*Work required*. Produce the tally of lines in the material below that hold "Email", without anything else.

*Material for this exercise*.
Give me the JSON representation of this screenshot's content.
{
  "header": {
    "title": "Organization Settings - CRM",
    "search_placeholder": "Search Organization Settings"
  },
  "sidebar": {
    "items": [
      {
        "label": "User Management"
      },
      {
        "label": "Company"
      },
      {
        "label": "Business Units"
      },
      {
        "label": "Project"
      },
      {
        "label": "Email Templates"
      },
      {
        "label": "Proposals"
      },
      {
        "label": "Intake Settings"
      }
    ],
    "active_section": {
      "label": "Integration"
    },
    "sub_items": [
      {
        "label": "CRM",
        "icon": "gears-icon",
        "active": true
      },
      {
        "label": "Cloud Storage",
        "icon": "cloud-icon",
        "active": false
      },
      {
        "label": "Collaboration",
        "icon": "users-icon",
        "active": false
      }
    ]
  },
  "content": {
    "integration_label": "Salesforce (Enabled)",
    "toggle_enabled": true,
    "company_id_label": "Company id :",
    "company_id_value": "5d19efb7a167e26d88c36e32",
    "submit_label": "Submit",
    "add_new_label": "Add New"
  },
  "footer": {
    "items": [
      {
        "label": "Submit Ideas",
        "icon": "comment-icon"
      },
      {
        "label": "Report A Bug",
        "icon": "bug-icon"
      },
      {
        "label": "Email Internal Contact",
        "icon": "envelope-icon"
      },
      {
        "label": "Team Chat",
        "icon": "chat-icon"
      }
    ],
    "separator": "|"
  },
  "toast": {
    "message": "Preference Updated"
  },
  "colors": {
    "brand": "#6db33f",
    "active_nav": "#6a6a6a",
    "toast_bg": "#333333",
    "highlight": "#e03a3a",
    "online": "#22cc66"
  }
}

*Written response*. 2